Other photo edit covers are slightly more intriguing (at least early on). Fan consciousness has lead to a positive outlook when watching The Ark In Space (1975), yet it is a story rarely visited by this writer. Its occasional green but otherwise white colour pallet was taken full advantage of for its DVD cover. However its VHS was given an array of colour that suggested a far more exciting story than it contained. Apart from a goggle-eyed Tom Baker, the cover used blue for its main motif and yellows coming from a giant wasp covering Earth, producing the most exciting cover from the era. The wasp like interpretation itself actually looks far better than the Wirrn in the story and, even with the sterile whites of Nerva Beacon, the story is still recalled by this writer as a tropical array of blues and yellows. This clash may also account for this writer’s low perception of the story; too high expectations brought about by a synaestheic association. Spearhead From Space (1970), on the other hand, has a vaguely similar relationship to The Robots of Death with its blue typography and dirty blue overalls pretty much summarising the gritty feel of the only Doctor Who shot completely on film.

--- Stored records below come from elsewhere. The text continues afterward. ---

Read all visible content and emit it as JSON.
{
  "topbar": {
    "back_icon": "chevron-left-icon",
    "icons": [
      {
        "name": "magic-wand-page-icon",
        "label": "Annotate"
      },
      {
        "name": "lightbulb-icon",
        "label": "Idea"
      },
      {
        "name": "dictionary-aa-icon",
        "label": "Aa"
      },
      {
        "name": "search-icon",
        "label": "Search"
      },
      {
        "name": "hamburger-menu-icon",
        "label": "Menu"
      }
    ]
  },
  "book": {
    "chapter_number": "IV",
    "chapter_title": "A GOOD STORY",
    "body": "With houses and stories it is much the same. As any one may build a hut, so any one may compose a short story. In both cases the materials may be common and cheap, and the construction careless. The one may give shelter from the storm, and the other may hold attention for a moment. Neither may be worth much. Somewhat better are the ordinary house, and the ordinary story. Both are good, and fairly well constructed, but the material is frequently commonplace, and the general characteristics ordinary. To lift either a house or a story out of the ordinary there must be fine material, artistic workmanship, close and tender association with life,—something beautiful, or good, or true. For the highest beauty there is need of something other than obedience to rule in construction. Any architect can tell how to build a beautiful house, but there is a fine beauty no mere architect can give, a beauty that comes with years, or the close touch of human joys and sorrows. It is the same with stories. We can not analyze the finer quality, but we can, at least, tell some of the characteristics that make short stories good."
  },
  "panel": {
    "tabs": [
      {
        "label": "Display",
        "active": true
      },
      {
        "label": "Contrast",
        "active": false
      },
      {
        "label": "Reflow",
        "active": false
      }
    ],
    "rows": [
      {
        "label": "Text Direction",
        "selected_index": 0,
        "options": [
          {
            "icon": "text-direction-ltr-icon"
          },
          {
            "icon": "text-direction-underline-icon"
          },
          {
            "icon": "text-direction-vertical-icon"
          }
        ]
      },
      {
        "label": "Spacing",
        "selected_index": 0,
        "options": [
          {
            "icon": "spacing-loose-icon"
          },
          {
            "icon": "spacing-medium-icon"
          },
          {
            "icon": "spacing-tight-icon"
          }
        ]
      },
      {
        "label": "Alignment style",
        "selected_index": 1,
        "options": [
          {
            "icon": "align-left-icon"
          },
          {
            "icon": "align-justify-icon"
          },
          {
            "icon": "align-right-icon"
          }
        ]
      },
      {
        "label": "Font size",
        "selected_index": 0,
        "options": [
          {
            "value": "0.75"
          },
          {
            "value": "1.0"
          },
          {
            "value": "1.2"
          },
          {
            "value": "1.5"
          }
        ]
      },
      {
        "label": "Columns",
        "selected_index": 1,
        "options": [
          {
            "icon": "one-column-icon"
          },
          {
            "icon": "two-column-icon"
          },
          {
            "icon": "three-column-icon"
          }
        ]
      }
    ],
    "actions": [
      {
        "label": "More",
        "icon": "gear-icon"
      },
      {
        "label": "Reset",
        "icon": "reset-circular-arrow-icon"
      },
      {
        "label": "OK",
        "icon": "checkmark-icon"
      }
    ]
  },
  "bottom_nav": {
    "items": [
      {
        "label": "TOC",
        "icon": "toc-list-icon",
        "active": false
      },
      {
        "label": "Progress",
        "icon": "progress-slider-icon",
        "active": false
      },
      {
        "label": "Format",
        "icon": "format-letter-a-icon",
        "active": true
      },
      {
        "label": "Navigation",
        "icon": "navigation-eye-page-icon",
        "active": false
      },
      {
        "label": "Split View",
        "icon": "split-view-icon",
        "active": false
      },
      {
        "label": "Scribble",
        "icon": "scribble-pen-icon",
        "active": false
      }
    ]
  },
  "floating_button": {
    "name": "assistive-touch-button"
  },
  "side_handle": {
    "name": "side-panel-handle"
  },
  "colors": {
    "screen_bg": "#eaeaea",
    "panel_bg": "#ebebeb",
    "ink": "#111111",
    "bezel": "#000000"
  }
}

The deletion of many of the 30th anniversary titles is where my genuine obsession for collecting reached its peak and where many of the synaesthetic relationships take hold. This starts off with the lesser titles from the series; lesser in the sense of availability which was often pre-determined by The Who Shop’s catalogue that mysteriously put “deleted” by the most sort after titles instead of a price. The Keeper of Traken (1981) and The Curse of Peladon (1972) are were both deleted but still relatively easy to find. Both have been given very distinct colours that build on themes in both the stories. Traken has a beige, yellow feel that is further impressed upon by its buildings and the Melkur itself. Andrew Skilleter and Alister Pearson clearly took colour pallets from stories and used them as a basis for his cover artwork. This seems simplistic but effective, especially in defining a story’s colour. The Curse of Peladon is as purple a story as you can get and the cover back this up by having lush purple based cover straight from Hepesh’s flowing cloak to King Peladon’s equally camp boots.
Much could be dwelt on this obvious linking relationship. A number of the covers use elements of the story to define their colour and it seems silly to even point it out. Yet it’s interesting to note how one particular element of a story can be built upon to create something far more elegant than what was actually contained inside the dusty, plastic cases. Robot (1975)is a great example. Clearly taking some of the reds from the robot itself, the cover uses red on a minimalist background which hints that the story inside would be a minimal masterpiece in the style of Carl T Dreyer. The excitement of finding such a clean-cut and cool story (and also one that was deleted and rare) would often be engulfing and even after suffering the disappointment of a visually ropy story, the power of the cover art would prevail allowing the story to be recalled as something wonderfully minimal, at least until further recollection brought about images of Kettlewell’s fuzzy hair and an Action Man tank.
Moving back to the story colour elements, more of this can be found in easier to find stories, especially of the McCoy era. The Curse of Fenric (1989)is emblazoned with a turquoise motif not unlike the colour of the Haemovors skin while Paradise Towers (1987) is represented by Mel’s horrendous aqua themed costume. Survival (1989) also depicts the landscape of the dying planet of the cheetah people though it’s safe to assume this colour/story relationship when colourful landscapes and characters are being used predominantly within the artwork. Stories that develop their own colour stimuli are far more interesting and complex.
The double bill of Terror of the Autons (1971) and The Daemons (1971) were almost a holy grail during the mid 1990s. Though they bookend the same season, they work well together both visually and narratively as stories for more reasons outside of the stories than within. However, other than their extreme rarity (and ridiculous pricing) they’re connected by the same idiosyncratic style of cover art. The excitement of seeing them both together on the advert housed on The Curse of Peladon often became more exciting than actually watching The Curse of Peladon. These stories were given the most ambitious garishly colourful artwork, more in line with the Colin Baker era. There’s nothing remotely pink or lavender in either of the stories, yet recalling them brings to mind these outrageous covers far more than the fuzzy colour restoration jobs both stories underwent (which rather aptly meant them gaining a little paint brush on their spine; another signifying factor to return to later). This is the first proper synaesthetic relationship built around stories, where the colour association has been built through VHS cover art alone. It is perhaps also telling that these were two of the most expensive of videos to buy and an ability to spot a flash of garish pink or lavendar on the stalls at fairs and shops was a vital necessity for the VHS fan.
Part 3 coming soon.
Images from Galactica, The Doctor Who Collectors Wiki and The Who Shop.